But what made the festival so special was its ethos: “We encourage, develop and innovate creative solutions for sustainable living and bring together a global community to celebrate them. We use our platform to catalyze creativity and make a meaningful positive impact.”
Their commitment to sustainability and consciousness is stunning. Just to name a few:
- Zero plastic policy: “Our tableware is compostable, our cups are made from bagasse, and we even discount beverages for those who reuse.”
- Water filtration: “We take fresh water from our natural lake and use industrial grade filtration to give Wonderers free access. Meanwhile we recycle all our water cartons and turn them into roof tiles.”
- Farming: “We’ve used traditional farming methods and intertwined them with activities. In 2017, we introduce the FARMacy, where Wonderers can discover natural healing herbs”
- Investing into Nature via Blockchain: “This year, our goal is to plant 10,000+ mangrove trees in Thor Heyerdahl Climate Park… We are supporting this initiative entirely by investing in an innovative type of cryptocurrency known as the TREE coin.”

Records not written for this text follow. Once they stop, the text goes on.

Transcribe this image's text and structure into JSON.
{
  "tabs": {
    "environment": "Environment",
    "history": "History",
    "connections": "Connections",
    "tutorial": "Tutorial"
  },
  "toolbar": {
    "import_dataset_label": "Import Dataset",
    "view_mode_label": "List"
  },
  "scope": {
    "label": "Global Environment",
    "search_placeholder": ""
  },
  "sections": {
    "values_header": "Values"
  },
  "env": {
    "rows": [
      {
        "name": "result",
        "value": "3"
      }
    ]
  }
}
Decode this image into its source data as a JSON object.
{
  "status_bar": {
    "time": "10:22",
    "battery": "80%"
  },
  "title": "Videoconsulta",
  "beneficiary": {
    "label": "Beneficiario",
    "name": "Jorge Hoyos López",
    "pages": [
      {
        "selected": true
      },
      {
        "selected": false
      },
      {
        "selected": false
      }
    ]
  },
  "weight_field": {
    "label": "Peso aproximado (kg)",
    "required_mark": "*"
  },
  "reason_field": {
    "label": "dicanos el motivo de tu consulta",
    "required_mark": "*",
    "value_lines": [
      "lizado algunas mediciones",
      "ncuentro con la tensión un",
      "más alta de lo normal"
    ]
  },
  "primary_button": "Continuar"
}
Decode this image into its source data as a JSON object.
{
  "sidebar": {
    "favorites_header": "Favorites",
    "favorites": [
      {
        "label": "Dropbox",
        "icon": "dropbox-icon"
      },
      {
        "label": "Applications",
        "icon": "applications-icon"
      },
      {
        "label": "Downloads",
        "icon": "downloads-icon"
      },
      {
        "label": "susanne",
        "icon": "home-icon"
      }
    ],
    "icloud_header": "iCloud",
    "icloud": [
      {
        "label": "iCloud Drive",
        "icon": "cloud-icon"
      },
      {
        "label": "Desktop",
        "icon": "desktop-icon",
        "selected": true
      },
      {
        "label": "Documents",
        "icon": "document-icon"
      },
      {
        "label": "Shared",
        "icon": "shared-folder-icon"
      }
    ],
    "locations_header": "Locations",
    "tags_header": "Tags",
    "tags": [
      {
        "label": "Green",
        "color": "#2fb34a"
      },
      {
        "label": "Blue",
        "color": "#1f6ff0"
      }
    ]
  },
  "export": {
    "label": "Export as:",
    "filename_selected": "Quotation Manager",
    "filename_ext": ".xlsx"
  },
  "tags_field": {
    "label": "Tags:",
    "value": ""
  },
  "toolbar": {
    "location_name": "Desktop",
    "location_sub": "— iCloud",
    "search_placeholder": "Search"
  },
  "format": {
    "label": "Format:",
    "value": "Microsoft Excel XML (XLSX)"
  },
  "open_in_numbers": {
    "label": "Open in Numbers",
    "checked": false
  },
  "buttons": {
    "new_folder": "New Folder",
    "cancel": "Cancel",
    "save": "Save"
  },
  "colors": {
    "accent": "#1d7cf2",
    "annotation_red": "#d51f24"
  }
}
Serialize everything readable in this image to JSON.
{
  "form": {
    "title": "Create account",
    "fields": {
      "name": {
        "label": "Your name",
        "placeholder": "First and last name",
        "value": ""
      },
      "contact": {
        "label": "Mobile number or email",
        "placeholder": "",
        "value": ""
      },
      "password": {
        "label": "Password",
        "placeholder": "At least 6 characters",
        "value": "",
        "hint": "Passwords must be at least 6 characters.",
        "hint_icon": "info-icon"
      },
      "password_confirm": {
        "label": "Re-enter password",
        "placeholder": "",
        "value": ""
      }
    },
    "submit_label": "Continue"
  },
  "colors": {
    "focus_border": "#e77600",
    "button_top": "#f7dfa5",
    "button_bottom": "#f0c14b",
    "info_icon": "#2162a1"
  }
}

- Sustainability meets Art: “From main stages made entirely out of trash, to ones built entirely out of rice, we challenge conventional practices by incorporating traditional Thai materials and integrating them with progressive, thought-provoking design.”
Add this to a killer programming and you get a winning combination.
A personal favourite of mine was the programming at the Wonder Garden, Wonderfruit’s home for healing and wellness. The Wonder Garden is a sacred space based on The Fruit of Life – a pattern of ancient geometry and home to seven peaceful and energetically balanced destinations. The space seeks to remind us to “do something good for yourself so you can be a force for good in the world.”
At my previous Wonderfruit experience, I had made decisions that mostly included partying all night till daybreak, and had missed out on all the soul-nourishing activities that went on during the day. The resulting bender made me a little crazy afterwards. This time I had pledged to make better decisions, to be good to myself.
The programming at Wonder Garden included yoga, meditation and various other healing modalities; kirtan, shamanic journeys, energy work, ecstatic dance. These were decidedly New Age in nature, but fortunately we were in Thailand, the perfect place for Eastern Mysticism. A friend of mine was first introduced to the chakra system at a Rainbow Bowl Crystal Meditation session. She told me the bottom of her spine and her forehead started hurting during the ceremony, which led her to discover certain things about herself. It’s creating these kinds of lasting, life-changing experiences that sets Wonderfruit apart from other festivals in the region.
While wandering around the grounds, I found an installation by Indigo Mantra inviting participants to silk screen their own prayer flags using natural dye. The silkscreen designs caught my eye for their words, “Let go of Hatred”, “Let go of Ignorance,” “Let go of Attachment,” words that strongly resonated with me. The concept was based on hanging up Tibetan prayer flags to let the sky cleanse you. I met the designer Nana, and we spoke about past heartbreaks and breaking our own behavioural patterns. It felt really special to be able to connect to the artist of a piece that truly moved me, and it was wonderful to be at a festival that epitomizes the depth of human connection.
It takes a long time to heal a person, or a place, but it always starts with an intention. Wonderfruit brings with it an intention to do good, to seed love and healing in a place that so desperately needs it. Will it bring lasting change to Pattaya’s scene? Only time will tell.